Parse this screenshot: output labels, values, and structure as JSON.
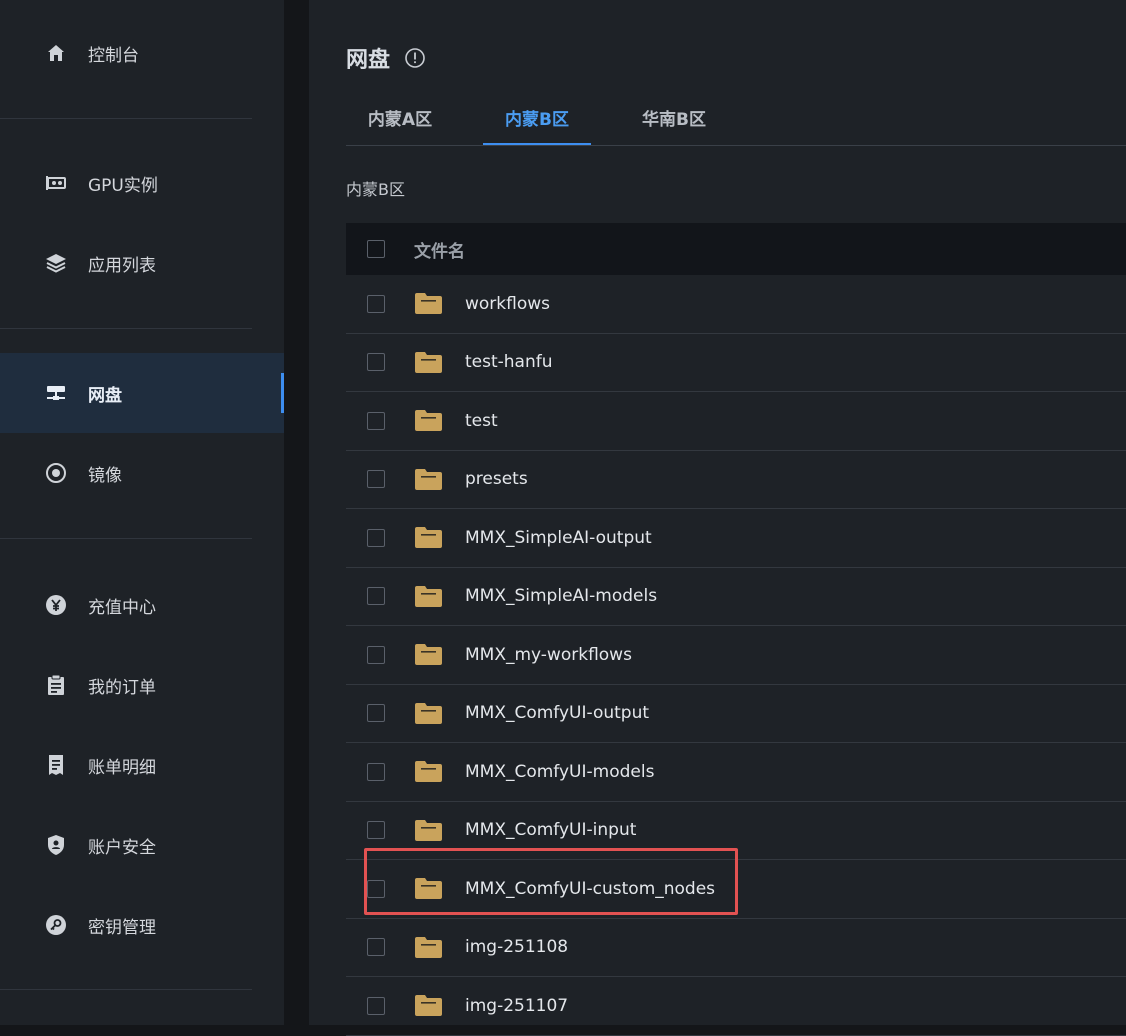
{
  "sidebar": {
    "items": [
      {
        "label": "控制台",
        "icon": "home-icon"
      },
      {
        "label": "GPU实例",
        "icon": "gpu-card-icon"
      },
      {
        "label": "应用列表",
        "icon": "layers-icon"
      },
      {
        "label": "网盘",
        "icon": "network-disk-icon",
        "active": true
      },
      {
        "label": "镜像",
        "icon": "radio-disc-icon"
      },
      {
        "label": "充值中心",
        "icon": "yen-coin-icon"
      },
      {
        "label": "我的订单",
        "icon": "clipboard-icon"
      },
      {
        "label": "账单明细",
        "icon": "receipt-icon"
      },
      {
        "label": "账户安全",
        "icon": "shield-user-icon"
      },
      {
        "label": "密钥管理",
        "icon": "key-icon"
      }
    ]
  },
  "page": {
    "title": "网盘",
    "tabs": [
      {
        "label": "内蒙A区"
      },
      {
        "label": "内蒙B区",
        "active": true
      },
      {
        "label": "华南B区"
      }
    ],
    "section_label": "内蒙B区"
  },
  "table": {
    "header": "文件名",
    "rows": [
      {
        "name": "workflows"
      },
      {
        "name": "test-hanfu"
      },
      {
        "name": "test"
      },
      {
        "name": "presets"
      },
      {
        "name": "MMX_SimpleAI-output"
      },
      {
        "name": "MMX_SimpleAI-models"
      },
      {
        "name": "MMX_my-workflows"
      },
      {
        "name": "MMX_ComfyUI-output"
      },
      {
        "name": "MMX_ComfyUI-models"
      },
      {
        "name": "MMX_ComfyUI-input"
      },
      {
        "name": "MMX_ComfyUI-custom_nodes"
      },
      {
        "name": "img-251108"
      },
      {
        "name": "img-251107"
      }
    ]
  },
  "colors": {
    "accent": "#3d8ef0",
    "folder": "#c9a35c",
    "highlight_box": "#e25252"
  }
}
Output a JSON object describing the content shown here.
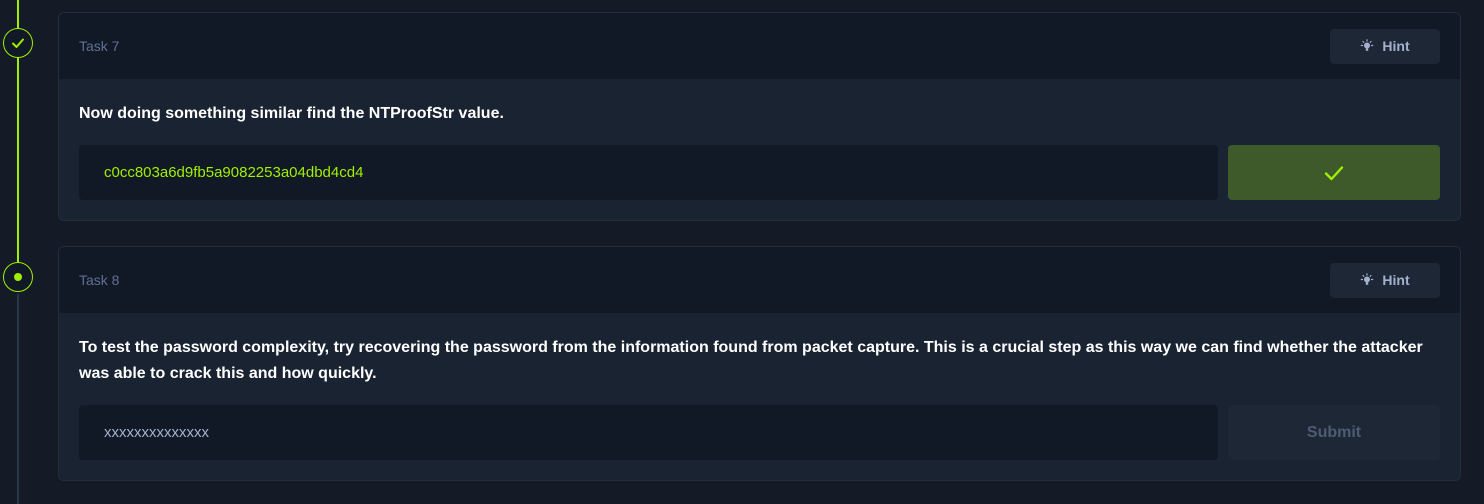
{
  "colors": {
    "accent": "#9fef00",
    "card_bg": "#1a2332",
    "card_header_bg": "#111927",
    "correct_button_bg": "#3f5a2a"
  },
  "tasks": [
    {
      "label": "Task 7",
      "status": "completed",
      "hint_label": "Hint",
      "question": "Now doing something similar find the NTProofStr value.",
      "answer_value": "c0cc803a6d9fb5a9082253a04dbd4cd4",
      "button_icon": "checkmark-icon"
    },
    {
      "label": "Task 8",
      "status": "current",
      "hint_label": "Hint",
      "question": "To test the password complexity, try recovering the password from the information found from packet capture. This is a crucial step as this way we can find whether the attacker was able to crack this and how quickly.",
      "answer_placeholder": "xxxxxxxxxxxxxx",
      "submit_label": "Submit"
    }
  ]
}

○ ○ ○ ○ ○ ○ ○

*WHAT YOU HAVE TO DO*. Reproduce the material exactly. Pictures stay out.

*TASK OUTPUT*.
Parse this screenshot: output labels, values, and structure as JSON.
{
  "sidebar": {
    "items": [
      {
        "label": "控制台",
        "icon": "home-icon"
      },
      {
        "label": "GPU实例",
        "icon": "gpu-card-icon"
      },
      {
        "label": "应用列表",
        "icon": "layers-icon"
      },
      {
        "label": "网盘",
        "icon": "network-disk-icon",
        "active": true
      },
      {
        "label": "镜像",
        "icon": "radio-disc-icon"
      },
      {
        "label": "充值中心",
        "icon": "yen-coin-icon"
      },
      {
        "label": "我的订单",
        "icon": "clipboard-icon"
      },
      {
        "label": "账单明细",
        "icon": "receipt-icon"
      },
      {
        "label": "账户安全",
        "icon": "shield-user-icon"
      },
      {
        "label": "密钥管理",
        "icon": "key-icon"
      }
    ]
  },
  "page": {
    "title": "网盘",
    "tabs": [
      {
        "label": "内蒙A区"
      },
      {
        "label": "内蒙B区",
        "active": true
      },
      {
        "label": "华南B区"
      }
    ],
    "section_label": "内蒙B区"
  },
  "table": {
    "header": "文件名",
    "rows": [
      {
        "name": "workflows"
      },
      {
        "name": "test-hanfu"
      },
      {
        "name": "test"
      },
      {
        "name": "presets"
      },
      {
        "name": "MMX_SimpleAI-output"
      },
      {
        "name": "MMX_SimpleAI-models"
      },
      {
        "name": "MMX_my-workflows"
      },
      {
        "name": "MMX_ComfyUI-output"
      },
      {
        "name": "MMX_ComfyUI-models"
      },
      {
        "name": "MMX_ComfyUI-input"
      },
      {
        "name": "MMX_ComfyUI-custom_nodes"
      },
      {
        "name": "img-251108"
      },
      {
        "name": "img-251107"
      }
    ]
  },
  "colors": {
    "accent": "#3d8ef0",
    "folder": "#c9a35c",
    "highlight_box": "#e25252"
  }
}
Output a JSON object describing the content shown here.
{
  "colors": {
    "accent": "#9fef00",
    "card_bg": "#1a2332",
    "card_header_bg": "#111927",
    "correct_button_bg": "#3f5a2a"
  },
  "tasks": [
    {
      "label": "Task 7",
      "status": "completed",
      "hint_label": "Hint",
      "question": "Now doing something similar find the NTProofStr value.",
      "answer_value": "c0cc803a6d9fb5a9082253a04dbd4cd4",
      "button_icon": "checkmark-icon"
    },
    {
      "label": "Task 8",
      "status": "current",
      "hint_label": "Hint",
      "question": "To test the password complexity, try recovering the password from the information found from packet capture. This is a crucial step as this way we can find whether the attacker was able to crack this and how quickly.",
      "answer_placeholder": "xxxxxxxxxxxxxx",
      "submit_label": "Submit"
    }
  ]
}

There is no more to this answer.